I myself am what you call a certified LeBron James hater. I passed the certification test and everything. The sheer glee I felt after that loss in the bubble last season had me 100% hitching myself to that Blazers bandwagon as nothing would bring me more joy than to see the Lakers dismantled.

But then Game 2 happened and the Lakers won by 23 points.

“It's still 1-1 so the Blazers could still bounce back,” I remember thinking, right before the Purple and Gold proceeded to steamroll Portland throughout the rest of the series. The Lakers pulled off a backdoor gentleman's sweep, losing the first game before winning four in a row. Their margin of victory was a whopping 15 points in those four games. The Houston Rockets won Game 1 in the following series and I hoped for the exact same thing, but I clearly never learn my lesson.

My disdain for LeBron James has been ingrained in me since the mid-aughts. As a true Washington Wizards fan (sad, I know), I watched my team get eliminated by a young LeBron James for three straight playoff series as my beloved Gilbert Arenas just wasn't good enough to get past The King in Cleveland.

Ever since then, I've stayed heavily invested in LeBron James' career, but hoping for things to turn out badly rather than to witness greatness. I shorted his career like GameStop, if you will. I wished nothing but ill of him, especially when he spurned his hometown Cavaliers to move to the Miami Heat. Despite an early stumble, he finally won his ring and then proceeded to make the NBA Finals in eight straight postseason runs.

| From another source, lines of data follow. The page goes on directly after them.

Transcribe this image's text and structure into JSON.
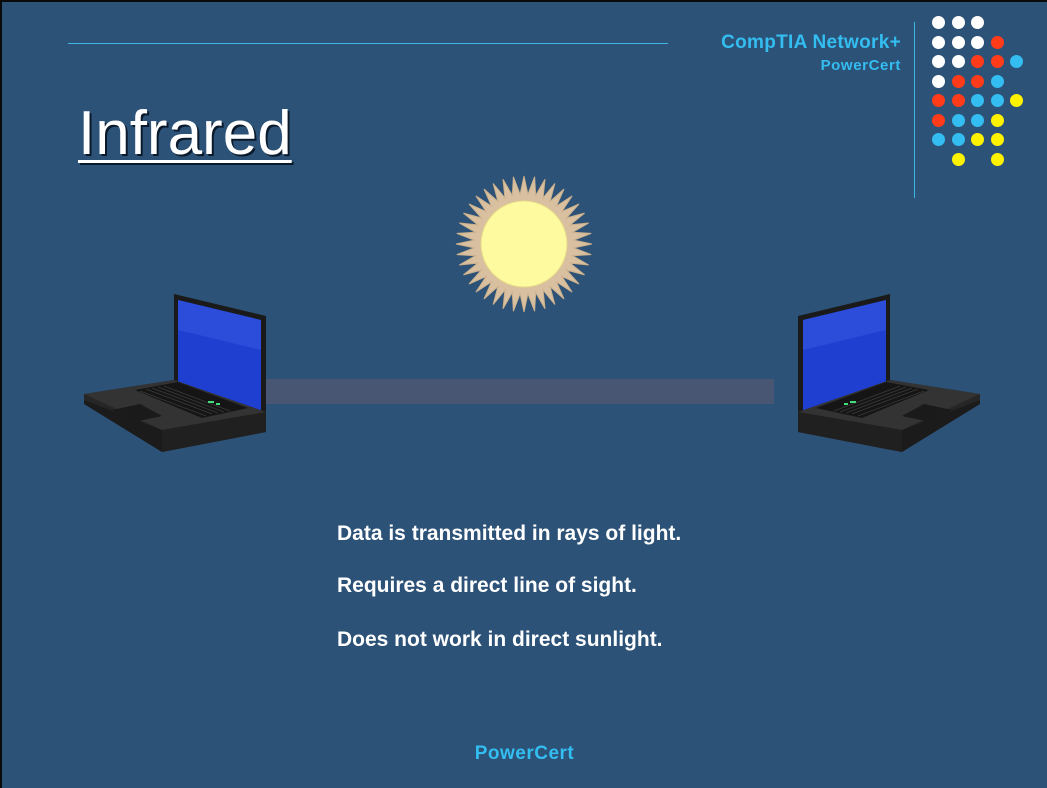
{
  "header": {
    "brand_title": "CompTIA Network+",
    "brand_sub": "PowerCert"
  },
  "slide": {
    "title": "Infrared",
    "bullets": [
      "Data is transmitted in rays of light.",
      "Requires a direct line of sight.",
      "Does not work in direct sunlight."
    ]
  },
  "footer": {
    "text": "PowerCert"
  },
  "colors": {
    "background": "#2c5277",
    "accent": "#33bdf0",
    "dot_white": "#ffffff",
    "dot_red": "#ff3b1a",
    "dot_blue": "#33bdf0",
    "dot_yellow": "#fff200"
  },
  "decor": {
    "icons": [
      "sun-icon",
      "laptop-icon",
      "infrared-beam",
      "dot-grid"
    ],
    "dot_rows": [
      [
        "white",
        "white",
        "white"
      ],
      [
        "white",
        "white",
        "white",
        "red"
      ],
      [
        "white",
        "white",
        "red",
        "red",
        "blue"
      ],
      [
        "white",
        "red",
        "red",
        "blue"
      ],
      [
        "red",
        "red",
        "blue",
        "blue",
        "yellow"
      ],
      [
        "red",
        "blue",
        "blue",
        "yellow"
      ],
      [
        "blue",
        "blue",
        "yellow",
        "yellow"
      ],
      [
        "",
        "yellow",
        "",
        "yellow"
      ]
    ]
  }
}
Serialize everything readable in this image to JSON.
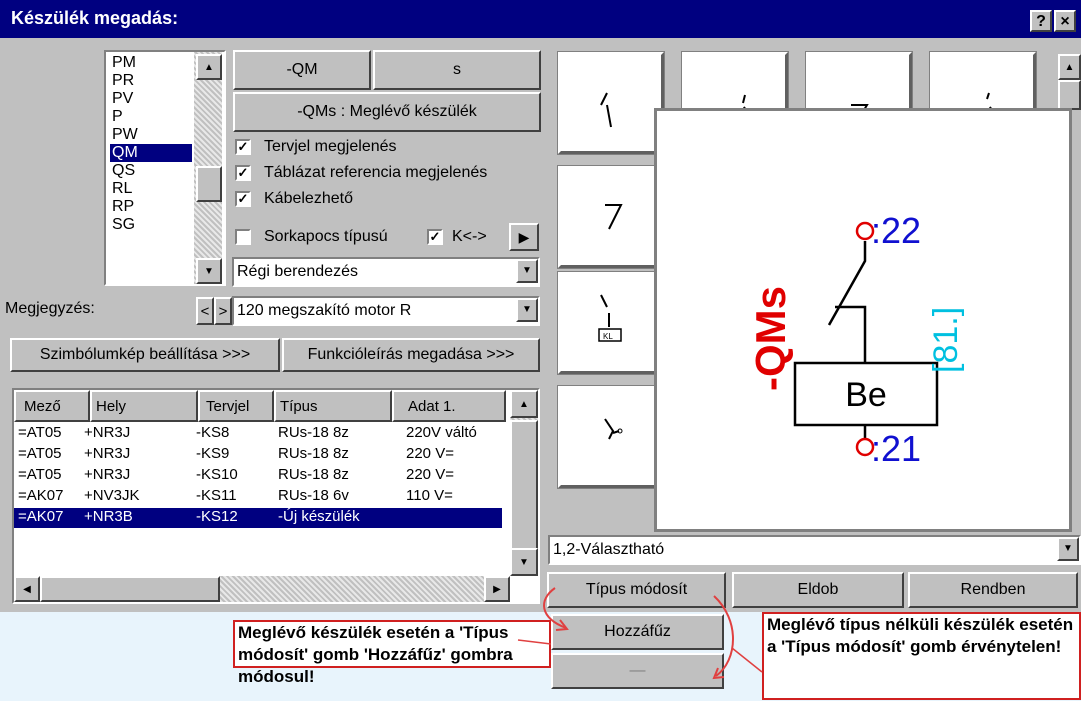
{
  "window": {
    "title": "Készülék megadás:",
    "help": "?",
    "close": "×"
  },
  "prefix_list": {
    "items": [
      "PM",
      "PR",
      "PV",
      "P",
      "PW",
      "QM",
      "QS",
      "RL",
      "RP",
      "SG"
    ],
    "selected": "QM"
  },
  "device": {
    "name_part": "-QM",
    "suffix_part": "s",
    "status": "-QMs  :  Meglévő készülék"
  },
  "options": {
    "tervjel": "Tervjel megjelenés",
    "tablazat": "Táblázat referencia megjelenés",
    "kabelezheto": "Kábelezhető",
    "sorkapocs": "Sorkapocs típusú",
    "k_arrow": "K<->"
  },
  "combo_berendezes": "Régi berendezés",
  "megjegyzes": {
    "label": "Megjegyzés:",
    "value": "120 megszakító motor R"
  },
  "buttons": {
    "szimbolum": "Szimbólumkép beállítása >>>",
    "funkcio": "Funkcióleírás megadása >>>",
    "tipus_modosit": "Típus módosít",
    "eldob": "Eldob",
    "rendben": "Rendben",
    "hozzafuz": "Hozzáfűz",
    "disabled": "—"
  },
  "table": {
    "headers": [
      "Mező",
      "Hely",
      "Tervjel",
      "Típus",
      "Adat 1."
    ],
    "rows": [
      [
        "=AT05",
        "+NR3J",
        "-KS8",
        "RUs-18 8z",
        "220V váltó"
      ],
      [
        "=AT05",
        "+NR3J",
        "-KS9",
        "RUs-18 8z",
        "220 V="
      ],
      [
        "=AT05",
        "+NR3J",
        "-KS10",
        "RUs-18 8z",
        "220 V="
      ],
      [
        "=AK07",
        "+NV3JK",
        "-KS11",
        "RUs-18 6v",
        "110 V="
      ],
      [
        "=AK07",
        "+NR3B",
        "-KS12",
        "-Új készülék",
        ""
      ]
    ]
  },
  "preview": {
    "top_pin": ":22",
    "bottom_pin": ":21",
    "tag": "-QMs",
    "ref": "[81.]",
    "box": "Be"
  },
  "symbol_combo": "1,2-Választható",
  "annotations": {
    "left": "Meglévő készülék esetén a 'Típus módosít' gomb 'Hozzáfűz' gombra módosul!",
    "right": "Meglévő típus nélküli készülék esetén a 'Típus módosít' gomb érvénytelen!"
  },
  "colors": {
    "titlebar": "#000080",
    "selection": "#000080",
    "tag_red": "#e00000",
    "pin_blue": "#1010d0",
    "ref_cyan": "#00c0e0",
    "annotation_border": "#d02020"
  }
}
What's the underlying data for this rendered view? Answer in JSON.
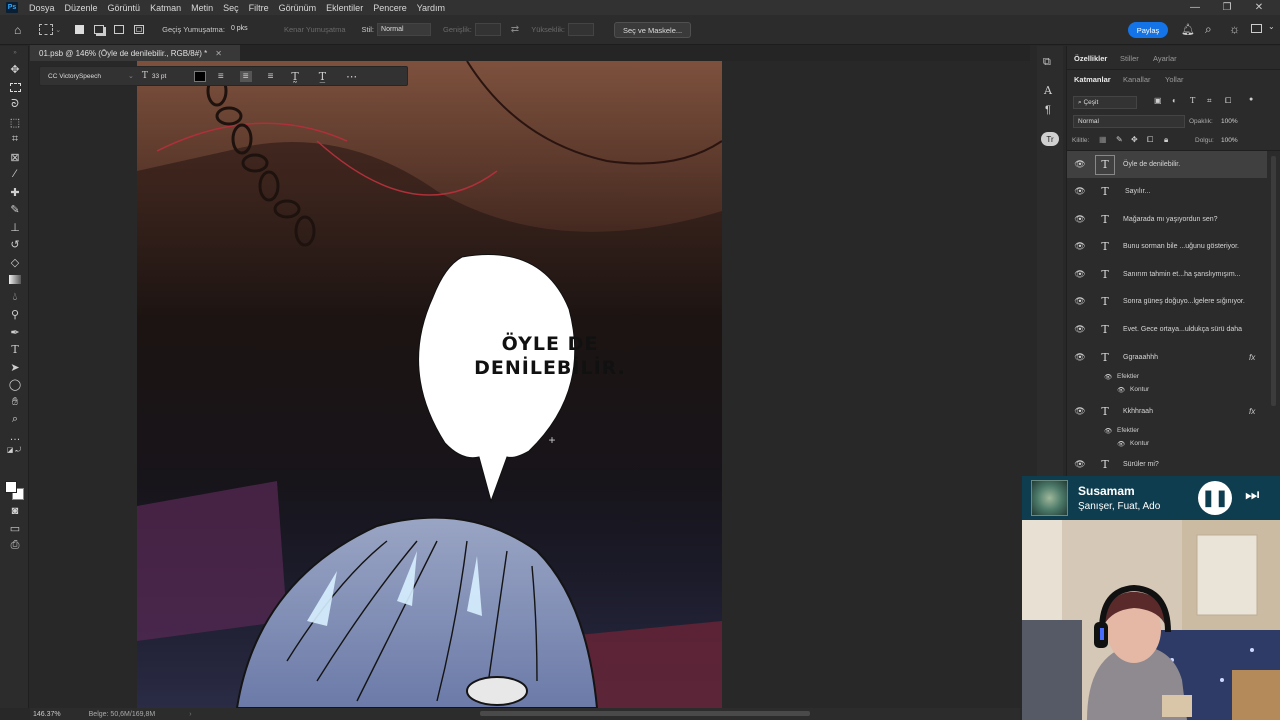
{
  "menu": [
    "Dosya",
    "Düzenle",
    "Görüntü",
    "Katman",
    "Metin",
    "Seç",
    "Filtre",
    "Görünüm",
    "Eklentiler",
    "Pencere",
    "Yardım"
  ],
  "options_bar": {
    "feather_label": "Geçiş Yumuşatma:",
    "feather_value": "0 pks",
    "antialias_label": "Kenar Yumuşatma",
    "style_label": "Stil:",
    "style_value": "Normal",
    "width_label": "Genişlik:",
    "height_label": "Yükseklik:",
    "select_mask_button": "Seç ve Maskele...",
    "share_button": "Paylaş"
  },
  "document_tab": {
    "title": "01.psb @ 146% (Öyle de denilebilir., RGB/8#) *"
  },
  "text_options": {
    "font": "CC VictorySpeech",
    "size": "33 pt",
    "color": "#000000"
  },
  "bubble_text": [
    "ÖYLE DE",
    "DENİLEBİLİR."
  ],
  "properties_tabs": [
    "Özellikler",
    "Stiller",
    "Ayarlar"
  ],
  "layers_tabs": [
    "Katmanlar",
    "Kanallar",
    "Yollar"
  ],
  "layers_panel": {
    "filter_label": "Çeşit",
    "blend_mode": "Normal",
    "opacity_label": "Opaklık:",
    "opacity_value": "100%",
    "lock_label": "Kilitle:",
    "fill_label": "Dolgu:",
    "fill_value": "100%"
  },
  "layers": [
    {
      "name": "Öyle de denilebilir.",
      "selected": true
    },
    {
      "name": "Sayılır...",
      "selected": false
    },
    {
      "name": "Mağarada mı yaşıyordun sen?",
      "selected": false
    },
    {
      "name": "Bunu sorman bile ...uğunu gösteriyor.",
      "selected": false
    },
    {
      "name": "Sanırım tahmin et...ha  şanslıymışım...",
      "selected": false
    },
    {
      "name": "Sonra güneş doğuyo...lgelere sığınıyor.",
      "selected": false
    },
    {
      "name": "Evet. Gece ortaya...uldukça sürü daha",
      "selected": false
    },
    {
      "name": "Ggraaahhh",
      "selected": false,
      "effects": [
        "Efektler",
        "Kontur"
      ]
    },
    {
      "name": "Kkhhraah",
      "selected": false,
      "effects": [
        "Efektler",
        "Kontur"
      ]
    },
    {
      "name": "Sürüler mi?",
      "selected": false
    }
  ],
  "status_bar": {
    "zoom": "146.37%",
    "doc_size": "Belge: 50,6M/169,8M"
  },
  "music_widget": {
    "title": "Susamam",
    "artist": "Şanışer, Fuat, Ado"
  },
  "colors": {
    "accent": "#1473e6",
    "panel_bg": "#2b2b2b",
    "music_bg": "#0e3d4f"
  }
}
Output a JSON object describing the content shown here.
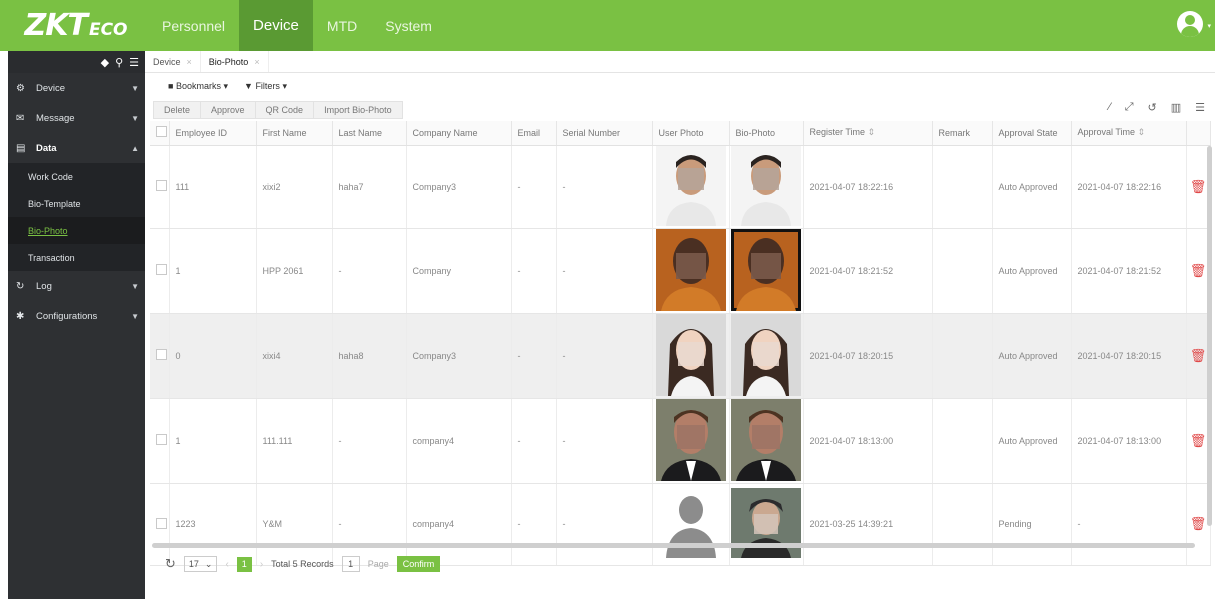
{
  "brand": {
    "logo_main": "ZKT",
    "logo_small": "ECO"
  },
  "topnav": [
    "Personnel",
    "Device",
    "MTD",
    "System"
  ],
  "sidebar": {
    "groups": [
      {
        "label": "Device",
        "icon": "device-icon"
      },
      {
        "label": "Message",
        "icon": "message-icon"
      },
      {
        "label": "Data",
        "icon": "data-icon"
      },
      {
        "label": "Log",
        "icon": "log-icon"
      },
      {
        "label": "Configurations",
        "icon": "configurations-icon"
      }
    ],
    "data_items": [
      "Work Code",
      "Bio-Template",
      "Bio-Photo",
      "Transaction"
    ]
  },
  "tabs": [
    "Device",
    "Bio-Photo"
  ],
  "toolbar": {
    "bookmarks": "Bookmarks",
    "filters": "Filters"
  },
  "actions": [
    "Delete",
    "Approve",
    "QR Code",
    "Import Bio-Photo"
  ],
  "table": {
    "columns": [
      "Employee ID",
      "First Name",
      "Last Name",
      "Company Name",
      "Email",
      "Serial Number",
      "User Photo",
      "Bio-Photo",
      "Register Time",
      "Remark",
      "Approval State",
      "Approval Time"
    ],
    "rows": [
      {
        "id": "111",
        "first": "xixi2",
        "last": "haha7",
        "company": "Company3",
        "email": "-",
        "serial": "-",
        "register": "2021-04-07 18:22:16",
        "remark": "",
        "state": "Auto Approved",
        "approval_time": "2021-04-07 18:22:16"
      },
      {
        "id": "1",
        "first": "HPP 2061",
        "last": "-",
        "company": "Company",
        "email": "-",
        "serial": "-",
        "register": "2021-04-07 18:21:52",
        "remark": "",
        "state": "Auto Approved",
        "approval_time": "2021-04-07 18:21:52"
      },
      {
        "id": "0",
        "first": "xixi4",
        "last": "haha8",
        "company": "Company3",
        "email": "-",
        "serial": "-",
        "register": "2021-04-07 18:20:15",
        "remark": "",
        "state": "Auto Approved",
        "approval_time": "2021-04-07 18:20:15"
      },
      {
        "id": "1",
        "first": "111.111",
        "last": "-",
        "company": "company4",
        "email": "-",
        "serial": "-",
        "register": "2021-04-07 18:13:00",
        "remark": "",
        "state": "Auto Approved",
        "approval_time": "2021-04-07 18:13:00"
      },
      {
        "id": "1223",
        "first": "Y&M",
        "last": "-",
        "company": "company4",
        "email": "-",
        "serial": "-",
        "register": "2021-03-25 14:39:21",
        "remark": "",
        "state": "Pending",
        "approval_time": "-"
      }
    ]
  },
  "pager": {
    "page_size": "17",
    "current": "1",
    "total": "Total 5 Records",
    "page_input": "1",
    "page_label": "Page",
    "confirm": "Confirm"
  }
}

I came to learn that the only way to stop LeBron James is to have an all-time great team bury him through sheer talent. That's what it took for the Golden State Warriors to stop him, just as the San Antonio Spurs had done the years before them.

As terrific as the Phoenix Suns have been this season, they're no all-time great team. I don't mean to be dismissive of the Suns and what they've accomplished. On the contrary, I absolutely love Chris Paul, and Devin Booker has such great heights to reach in this game with his prime still ahead of him. But if I've learned anything from a decade and a half of cheering opposite LeBron James, it's that betting against him usually doesn't work out.

Lakers-Suns Game 2 is on Tuesday night.